[WORK REQUEST] What follows is data; output all of it exactly as given.

━━━━

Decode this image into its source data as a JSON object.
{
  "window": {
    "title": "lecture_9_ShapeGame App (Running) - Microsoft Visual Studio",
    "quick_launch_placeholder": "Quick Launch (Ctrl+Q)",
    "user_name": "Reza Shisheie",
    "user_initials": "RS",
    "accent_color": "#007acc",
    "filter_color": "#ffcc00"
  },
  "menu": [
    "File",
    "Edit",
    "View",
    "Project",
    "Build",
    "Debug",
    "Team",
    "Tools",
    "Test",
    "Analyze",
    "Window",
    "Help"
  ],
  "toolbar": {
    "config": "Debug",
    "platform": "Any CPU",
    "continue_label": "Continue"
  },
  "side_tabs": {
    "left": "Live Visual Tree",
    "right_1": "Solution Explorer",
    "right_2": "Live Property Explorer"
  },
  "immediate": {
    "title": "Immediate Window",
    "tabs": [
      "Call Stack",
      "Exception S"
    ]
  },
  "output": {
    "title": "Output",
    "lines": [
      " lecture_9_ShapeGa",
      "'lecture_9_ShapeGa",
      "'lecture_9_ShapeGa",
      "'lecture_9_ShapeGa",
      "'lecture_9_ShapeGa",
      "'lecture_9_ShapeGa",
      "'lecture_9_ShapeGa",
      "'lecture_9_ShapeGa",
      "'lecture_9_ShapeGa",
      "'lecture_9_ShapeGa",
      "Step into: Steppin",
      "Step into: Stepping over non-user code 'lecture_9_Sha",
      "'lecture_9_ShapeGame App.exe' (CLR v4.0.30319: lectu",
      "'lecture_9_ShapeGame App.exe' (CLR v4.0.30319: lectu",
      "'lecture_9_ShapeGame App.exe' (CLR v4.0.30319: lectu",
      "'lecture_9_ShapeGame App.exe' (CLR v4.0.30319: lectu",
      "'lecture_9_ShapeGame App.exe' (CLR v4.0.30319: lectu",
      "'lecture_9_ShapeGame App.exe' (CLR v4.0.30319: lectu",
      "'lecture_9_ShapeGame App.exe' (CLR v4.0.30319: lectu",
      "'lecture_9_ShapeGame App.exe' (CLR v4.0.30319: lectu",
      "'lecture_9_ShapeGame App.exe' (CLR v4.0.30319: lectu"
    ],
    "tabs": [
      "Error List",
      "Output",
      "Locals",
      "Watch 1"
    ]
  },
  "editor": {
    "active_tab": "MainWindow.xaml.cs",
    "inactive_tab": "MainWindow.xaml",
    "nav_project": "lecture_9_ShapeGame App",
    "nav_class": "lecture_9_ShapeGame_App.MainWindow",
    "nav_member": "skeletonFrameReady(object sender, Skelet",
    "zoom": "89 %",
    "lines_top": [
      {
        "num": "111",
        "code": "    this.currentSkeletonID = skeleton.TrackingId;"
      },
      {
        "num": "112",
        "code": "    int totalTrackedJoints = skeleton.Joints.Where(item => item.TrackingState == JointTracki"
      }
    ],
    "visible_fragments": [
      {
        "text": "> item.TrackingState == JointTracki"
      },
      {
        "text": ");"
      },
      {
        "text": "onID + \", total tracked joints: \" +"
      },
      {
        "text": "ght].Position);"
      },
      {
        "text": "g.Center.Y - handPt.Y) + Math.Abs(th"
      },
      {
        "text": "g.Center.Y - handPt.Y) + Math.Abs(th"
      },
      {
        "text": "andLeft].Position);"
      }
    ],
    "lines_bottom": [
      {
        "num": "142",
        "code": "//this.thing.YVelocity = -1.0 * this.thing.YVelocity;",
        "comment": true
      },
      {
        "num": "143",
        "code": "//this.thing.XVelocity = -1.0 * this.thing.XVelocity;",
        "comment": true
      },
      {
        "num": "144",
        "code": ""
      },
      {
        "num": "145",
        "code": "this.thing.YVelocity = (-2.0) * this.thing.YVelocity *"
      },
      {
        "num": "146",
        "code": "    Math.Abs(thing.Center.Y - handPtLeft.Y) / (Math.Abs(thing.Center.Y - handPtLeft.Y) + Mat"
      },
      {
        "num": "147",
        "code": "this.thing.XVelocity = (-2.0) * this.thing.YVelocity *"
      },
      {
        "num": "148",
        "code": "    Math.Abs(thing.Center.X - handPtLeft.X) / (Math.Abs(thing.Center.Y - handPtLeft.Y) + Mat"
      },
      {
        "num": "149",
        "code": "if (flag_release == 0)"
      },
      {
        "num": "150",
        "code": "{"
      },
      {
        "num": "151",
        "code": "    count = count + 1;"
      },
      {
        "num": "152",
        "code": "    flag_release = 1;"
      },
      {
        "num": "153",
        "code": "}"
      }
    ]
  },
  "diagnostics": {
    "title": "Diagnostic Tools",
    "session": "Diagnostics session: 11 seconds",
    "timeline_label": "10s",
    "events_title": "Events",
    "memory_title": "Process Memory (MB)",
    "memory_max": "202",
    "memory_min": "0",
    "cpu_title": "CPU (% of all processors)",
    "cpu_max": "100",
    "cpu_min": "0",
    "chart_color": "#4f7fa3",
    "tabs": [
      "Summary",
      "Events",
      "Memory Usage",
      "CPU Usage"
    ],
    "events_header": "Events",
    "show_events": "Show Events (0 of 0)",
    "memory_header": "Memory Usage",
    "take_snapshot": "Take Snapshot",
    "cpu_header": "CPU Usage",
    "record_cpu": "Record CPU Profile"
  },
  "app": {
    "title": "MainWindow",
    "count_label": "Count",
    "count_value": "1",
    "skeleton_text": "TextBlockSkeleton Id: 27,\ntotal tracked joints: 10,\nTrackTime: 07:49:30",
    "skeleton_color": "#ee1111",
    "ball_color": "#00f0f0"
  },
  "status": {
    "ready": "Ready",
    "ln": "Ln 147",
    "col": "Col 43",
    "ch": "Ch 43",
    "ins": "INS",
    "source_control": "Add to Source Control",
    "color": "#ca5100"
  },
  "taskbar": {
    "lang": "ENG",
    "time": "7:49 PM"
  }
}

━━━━

[WORKED SOLUTION]
Decode this image into its source data as a JSON object.
{
  "window": {
    "title": "lecture_9_ShapeGame App (Running) - Microsoft Visual Studio",
    "quick_launch_placeholder": "Quick Launch (Ctrl+Q)",
    "user_name": "Reza Shisheie",
    "user_initials": "RS",
    "accent_color": "#007acc",
    "filter_color": "#ffcc00"
  },
  "menu": [
    "File",
    "Edit",
    "View",
    "Project",
    "Build",
    "Debug",
    "Team",
    "Tools",
    "Test",
    "Analyze",
    "Window",
    "Help"
  ],
  "toolbar": {
    "config": "Debug",
    "platform": "Any CPU",
    "continue_label": "Continue"
  },
  "side_tabs": {
    "left": "Live Visual Tree",
    "right_1": "Solution Explorer",
    "right_2": "Live Property Explorer"
  },
  "immediate": {
    "title": "Immediate Window",
    "tabs": [
      "Call Stack",
      "Exception S"
    ]
  },
  "output": {
    "title": "Output",
    "lines": [
      " lecture_9_ShapeGa",
      "'lecture_9_ShapeGa",
      "'lecture_9_ShapeGa",
      "'lecture_9_ShapeGa",
      "'lecture_9_ShapeGa",
      "'lecture_9_ShapeGa",
      "'lecture_9_ShapeGa",
      "'lecture_9_ShapeGa",
      "'lecture_9_ShapeGa",
      "'lecture_9_ShapeGa",
      "Step into: Steppin",
      "Step into: Stepping over non-user code 'lecture_9_Sha",
      "'lecture_9_ShapeGame App.exe' (CLR v4.0.30319: lectu",
      "'lecture_9_ShapeGame App.exe' (CLR v4.0.30319: lectu",
      "'lecture_9_ShapeGame App.exe' (CLR v4.0.30319: lectu",
      "'lecture_9_ShapeGame App.exe' (CLR v4.0.30319: lectu",
      "'lecture_9_ShapeGame App.exe' (CLR v4.0.30319: lectu",
      "'lecture_9_ShapeGame App.exe' (CLR v4.0.30319: lectu",
      "'lecture_9_ShapeGame App.exe' (CLR v4.0.30319: lectu",
      "'lecture_9_ShapeGame App.exe' (CLR v4.0.30319: lectu",
      "'lecture_9_ShapeGame App.exe' (CLR v4.0.30319: lectu"
    ],
    "tabs": [
      "Error List",
      "Output",
      "Locals",
      "Watch 1"
    ]
  },
  "editor": {
    "active_tab": "MainWindow.xaml.cs",
    "inactive_tab": "MainWindow.xaml",
    "nav_project": "lecture_9_ShapeGame App",
    "nav_class": "lecture_9_ShapeGame_App.MainWindow",
    "nav_member": "skeletonFrameReady(object sender, Skelet",
    "zoom": "89 %",
    "lines_top": [
      {
        "num": "111",
        "code": "    this.currentSkeletonID = skeleton.TrackingId;"
      },
      {
        "num": "112",
        "code": "    int totalTrackedJoints = skeleton.Joints.Where(item => item.TrackingState == JointTracki"
      }
    ],
    "visible_fragments": [
      {
        "text": "> item.TrackingState == JointTracki"
      },
      {
        "text": ");"
      },
      {
        "text": "onID + \", total tracked joints: \" +"
      },
      {
        "text": "ght].Position);"
      },
      {
        "text": "g.Center.Y - handPt.Y) + Math.Abs(th"
      },
      {
        "text": "g.Center.Y - handPt.Y) + Math.Abs(th"
      },
      {
        "text": "andLeft].Position);"
      }
    ],
    "lines_bottom": [
      {
        "num": "142",
        "code": "//this.thing.YVelocity = -1.0 * this.thing.YVelocity;",
        "comment": true
      },
      {
        "num": "143",
        "code": "//this.thing.XVelocity = -1.0 * this.thing.XVelocity;",
        "comment": true
      },
      {
        "num": "144",
        "code": ""
      },
      {
        "num": "145",
        "code": "this.thing.YVelocity = (-2.0) * this.thing.YVelocity *"
      },
      {
        "num": "146",
        "code": "    Math.Abs(thing.Center.Y - handPtLeft.Y) / (Math.Abs(thing.Center.Y - handPtLeft.Y) + Mat"
      },
      {
        "num": "147",
        "code": "this.thing.XVelocity = (-2.0) * this.thing.YVelocity *"
      },
      {
        "num": "148",
        "code": "    Math.Abs(thing.Center.X - handPtLeft.X) / (Math.Abs(thing.Center.Y - handPtLeft.Y) + Mat"
      },
      {
        "num": "149",
        "code": "if (flag_release == 0)"
      },
      {
        "num": "150",
        "code": "{"
      },
      {
        "num": "151",
        "code": "    count = count + 1;"
      },
      {
        "num": "152",
        "code": "    flag_release = 1;"
      },
      {
        "num": "153",
        "code": "}"
      }
    ]
  },
  "diagnostics": {
    "title": "Diagnostic Tools",
    "session": "Diagnostics session: 11 seconds",
    "timeline_label": "10s",
    "events_title": "Events",
    "memory_title": "Process Memory (MB)",
    "memory_max": "202",
    "memory_min": "0",
    "cpu_title": "CPU (% of all processors)",
    "cpu_max": "100",
    "cpu_min": "0",
    "chart_color": "#4f7fa3",
    "tabs": [
      "Summary",
      "Events",
      "Memory Usage",
      "CPU Usage"
    ],
    "events_header": "Events",
    "show_events": "Show Events (0 of 0)",
    "memory_header": "Memory Usage",
    "take_snapshot": "Take Snapshot",
    "cpu_header": "CPU Usage",
    "record_cpu": "Record CPU Profile"
  },
  "app": {
    "title": "MainWindow",
    "count_label": "Count",
    "count_value": "1",
    "skeleton_text": "TextBlockSkeleton Id: 27,\ntotal tracked joints: 10,\nTrackTime: 07:49:30",
    "skeleton_color": "#ee1111",
    "ball_color": "#00f0f0"
  },
  "status": {
    "ready": "Ready",
    "ln": "Ln 147",
    "col": "Col 43",
    "ch": "Ch 43",
    "ins": "INS",
    "source_control": "Add to Source Control",
    "color": "#ca5100"
  },
  "taskbar": {
    "lang": "ENG",
    "time": "7:49 PM"
  }
}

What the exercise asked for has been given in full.